Quantcast
Paul's Art Stuff Archives - FAD Magazine

FAD Magazine

FAD Magazine covers contemporary art – News, Exhibitions and Interviews reported on from London

Navigating Venice

Autumn is a good time to visit the Venice Biennale, it being cooler and less crowded than earlier in the year.  Moreover, the 2022 edition is considered one of the best and the central exhibition, ‘The Milk of Dreams’, has been particularly widely praised. So here are my tips for the first time visitor:

An unusual documenta

Every five years the massive documenta show in Kassel, Germany, looks to anticipate the art world’s curatorial trends. documenta fifteen (to Sept 25) has been curated by Indonesian artist collective Lumbung inviting other collectives to issue invites.

Edvard Munch, Rock Star

I’ve seen a lot of Edvard Munch lately: in Oslo’s new 13-floor ‘Munch’ and even newer National Museum (both of which have versions of ‘The Scream’  and plenty else) and at the Courtauld in London. ‘Masterpieces from Bergen’ (to 3 Sept) has a comparatively modest but high standard 18 canvasses.

The Lazy Painter?

Painting sounds like a nice easy job: roll into the studio when your hangover allows, slosh a few colours around until you see something you like, then celebrate with another drink. Beats the project management required to make films; or the material sourcing, labour and heft of sculpture; let alone the disciplines of a real job…

Oslo, City of Sculpture

Edward Munch, very much a painter, is easily Norway’s most famous artist, and a new 13-floor building – ‘Munch’ as it is styled – was recently opened in his honour. Walking around Oslo, though, it would be easy to think that sculpture is the national preference: statues dot the streets and I visited four sculpture parks. For example:

Taking Sickert Seriously

Who was the greatest British painter of the 20th century? Plenty, I suppose would make a case for David Hockney, Lucien Freud, Howard Hodgkin and Stanley Spencer. I’d rank Paul Nash, Eric Ravilious, Ben Nicholson, Patrick Caulfield and Frank Auerbach higher, but I suspect few would share my view. Perhaps that leaves the most plausible candidates as Francis Bacon, Bridget Riley and Walter Sickert – and Sickert (1860-1942) gets by far the least attention these days.

Still Working in the Studio?

Perhaps, then, the studio is slipping towards historic status.

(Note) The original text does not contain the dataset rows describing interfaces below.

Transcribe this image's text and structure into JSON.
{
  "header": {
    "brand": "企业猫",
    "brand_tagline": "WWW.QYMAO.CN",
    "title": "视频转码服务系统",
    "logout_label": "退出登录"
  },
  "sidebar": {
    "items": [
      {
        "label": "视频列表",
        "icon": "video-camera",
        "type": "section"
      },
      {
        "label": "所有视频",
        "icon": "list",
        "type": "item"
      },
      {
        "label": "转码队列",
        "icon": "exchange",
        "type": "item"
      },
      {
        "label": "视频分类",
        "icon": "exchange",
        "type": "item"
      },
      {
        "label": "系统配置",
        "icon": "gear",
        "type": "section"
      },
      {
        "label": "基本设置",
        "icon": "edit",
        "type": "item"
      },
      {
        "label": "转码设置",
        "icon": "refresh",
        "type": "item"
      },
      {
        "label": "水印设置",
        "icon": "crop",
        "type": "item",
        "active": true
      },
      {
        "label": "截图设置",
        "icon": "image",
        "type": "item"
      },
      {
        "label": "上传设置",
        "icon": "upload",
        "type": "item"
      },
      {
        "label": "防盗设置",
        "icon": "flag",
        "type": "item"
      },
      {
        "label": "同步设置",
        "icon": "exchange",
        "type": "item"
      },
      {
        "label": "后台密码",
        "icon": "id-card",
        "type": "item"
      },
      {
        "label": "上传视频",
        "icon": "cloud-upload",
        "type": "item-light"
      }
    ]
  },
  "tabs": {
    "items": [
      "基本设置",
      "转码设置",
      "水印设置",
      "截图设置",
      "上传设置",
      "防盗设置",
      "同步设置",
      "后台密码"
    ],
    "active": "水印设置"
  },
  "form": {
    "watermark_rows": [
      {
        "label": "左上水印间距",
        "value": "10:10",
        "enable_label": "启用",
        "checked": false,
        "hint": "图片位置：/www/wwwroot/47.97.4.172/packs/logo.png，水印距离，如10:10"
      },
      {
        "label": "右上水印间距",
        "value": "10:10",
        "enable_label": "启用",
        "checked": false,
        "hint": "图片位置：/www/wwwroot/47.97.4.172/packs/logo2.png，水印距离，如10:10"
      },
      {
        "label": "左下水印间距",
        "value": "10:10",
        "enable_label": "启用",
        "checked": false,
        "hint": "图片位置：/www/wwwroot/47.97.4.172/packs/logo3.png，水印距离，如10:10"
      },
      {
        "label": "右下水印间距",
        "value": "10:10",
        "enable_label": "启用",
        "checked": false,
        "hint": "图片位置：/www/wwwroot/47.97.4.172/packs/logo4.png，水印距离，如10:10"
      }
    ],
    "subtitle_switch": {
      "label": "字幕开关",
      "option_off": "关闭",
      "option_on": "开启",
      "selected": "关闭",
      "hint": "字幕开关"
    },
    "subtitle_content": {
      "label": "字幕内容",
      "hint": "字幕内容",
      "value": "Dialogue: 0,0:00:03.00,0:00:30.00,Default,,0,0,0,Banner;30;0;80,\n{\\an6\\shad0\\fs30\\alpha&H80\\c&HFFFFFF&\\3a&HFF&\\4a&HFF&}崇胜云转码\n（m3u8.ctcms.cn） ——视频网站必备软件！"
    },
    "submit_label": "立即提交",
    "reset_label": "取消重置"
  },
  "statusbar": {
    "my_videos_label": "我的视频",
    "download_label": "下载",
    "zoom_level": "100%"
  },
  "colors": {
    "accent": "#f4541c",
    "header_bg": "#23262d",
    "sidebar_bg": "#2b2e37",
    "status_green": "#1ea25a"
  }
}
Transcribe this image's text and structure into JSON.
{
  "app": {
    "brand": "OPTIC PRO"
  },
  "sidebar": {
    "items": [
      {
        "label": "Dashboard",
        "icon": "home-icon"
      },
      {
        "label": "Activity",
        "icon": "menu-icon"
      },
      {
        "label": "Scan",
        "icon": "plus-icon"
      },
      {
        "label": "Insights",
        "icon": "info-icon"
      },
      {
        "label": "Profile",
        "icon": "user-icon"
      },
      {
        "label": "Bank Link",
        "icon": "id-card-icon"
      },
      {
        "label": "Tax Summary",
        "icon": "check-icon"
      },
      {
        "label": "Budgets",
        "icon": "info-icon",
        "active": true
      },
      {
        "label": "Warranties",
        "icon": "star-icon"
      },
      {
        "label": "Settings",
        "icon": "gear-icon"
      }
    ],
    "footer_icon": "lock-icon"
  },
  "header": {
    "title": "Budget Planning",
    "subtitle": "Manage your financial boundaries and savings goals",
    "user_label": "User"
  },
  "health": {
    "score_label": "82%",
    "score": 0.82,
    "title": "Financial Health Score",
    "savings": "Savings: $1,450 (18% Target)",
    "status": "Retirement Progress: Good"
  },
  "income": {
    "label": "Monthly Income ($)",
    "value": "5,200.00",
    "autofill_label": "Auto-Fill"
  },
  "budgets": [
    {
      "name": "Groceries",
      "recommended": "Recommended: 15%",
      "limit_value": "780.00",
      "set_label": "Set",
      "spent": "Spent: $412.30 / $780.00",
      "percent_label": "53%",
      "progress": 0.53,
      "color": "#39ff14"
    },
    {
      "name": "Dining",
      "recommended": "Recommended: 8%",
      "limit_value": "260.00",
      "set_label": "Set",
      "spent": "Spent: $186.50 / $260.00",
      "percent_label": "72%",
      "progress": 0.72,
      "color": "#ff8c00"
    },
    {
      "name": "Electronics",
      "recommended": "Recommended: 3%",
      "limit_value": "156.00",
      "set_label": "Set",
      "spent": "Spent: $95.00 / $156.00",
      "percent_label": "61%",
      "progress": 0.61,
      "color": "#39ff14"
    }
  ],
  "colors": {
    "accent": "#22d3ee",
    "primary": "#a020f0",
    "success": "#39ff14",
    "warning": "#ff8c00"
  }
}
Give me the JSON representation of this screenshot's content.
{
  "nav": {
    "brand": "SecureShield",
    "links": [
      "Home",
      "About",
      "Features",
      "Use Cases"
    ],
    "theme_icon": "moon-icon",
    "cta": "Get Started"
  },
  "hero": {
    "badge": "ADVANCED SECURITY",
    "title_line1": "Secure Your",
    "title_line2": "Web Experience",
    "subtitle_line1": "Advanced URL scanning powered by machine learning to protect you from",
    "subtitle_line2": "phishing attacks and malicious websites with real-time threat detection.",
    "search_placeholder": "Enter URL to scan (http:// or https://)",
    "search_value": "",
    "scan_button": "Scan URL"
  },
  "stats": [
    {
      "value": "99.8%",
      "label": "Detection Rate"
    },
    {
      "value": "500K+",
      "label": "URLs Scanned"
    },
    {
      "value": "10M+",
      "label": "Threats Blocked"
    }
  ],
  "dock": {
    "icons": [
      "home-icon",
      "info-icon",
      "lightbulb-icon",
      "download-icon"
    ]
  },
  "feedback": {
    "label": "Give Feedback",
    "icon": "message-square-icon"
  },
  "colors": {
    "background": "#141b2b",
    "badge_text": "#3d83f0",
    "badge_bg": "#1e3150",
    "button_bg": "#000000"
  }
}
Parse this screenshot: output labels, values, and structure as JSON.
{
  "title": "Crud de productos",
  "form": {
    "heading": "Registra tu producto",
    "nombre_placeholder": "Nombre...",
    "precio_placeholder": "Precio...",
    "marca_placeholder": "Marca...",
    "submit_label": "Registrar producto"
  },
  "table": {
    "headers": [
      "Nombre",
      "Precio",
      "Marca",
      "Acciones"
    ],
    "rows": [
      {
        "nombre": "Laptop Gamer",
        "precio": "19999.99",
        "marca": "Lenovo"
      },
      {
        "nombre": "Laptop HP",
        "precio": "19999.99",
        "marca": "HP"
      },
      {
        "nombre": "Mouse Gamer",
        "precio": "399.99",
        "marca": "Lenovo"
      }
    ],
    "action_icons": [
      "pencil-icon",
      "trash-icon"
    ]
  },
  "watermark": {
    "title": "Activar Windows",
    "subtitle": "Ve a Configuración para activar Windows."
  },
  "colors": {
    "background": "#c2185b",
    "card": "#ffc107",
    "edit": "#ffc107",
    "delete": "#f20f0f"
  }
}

Not that there’s anything wrong with a historic survey (‘A Century of the Artist’s Studio: 1920 – 2020’ to 5 June)

So This Is Permanent

It’s easy to find that, because there’s a time limit on changing exhibitions, you concentrate on those becasue you might miss them and never quite get round to looking at institutions’ permanent holdings, deep in the memory as they may be.  So on visiting major new shows recently, I’ve also thought: let’s take a ride out, see what we can find…

Waking Up to Woking

Woking may not be trendy… but it’s only 19 train minutes from Clapham Junction and has a new shopping centre! What do you mean, you still don’t want to go? It also has plenty of art at the moment:

Better Photographs?

Like almost everyone, I guess, I take lots of photos with my phone without worrying too much about how I do so. Might I benefit from a book of photographic instruction? David Yarrow, known for his stunning black and white wildlife shots, has just published ‘How I Make Photographs’*, so here was a chance.

Load more posts
Submit Your Work

Submit your work to be featured on FAD

Join the FAD newsletter and get the latest news and articles straight to your inbox

* indicates required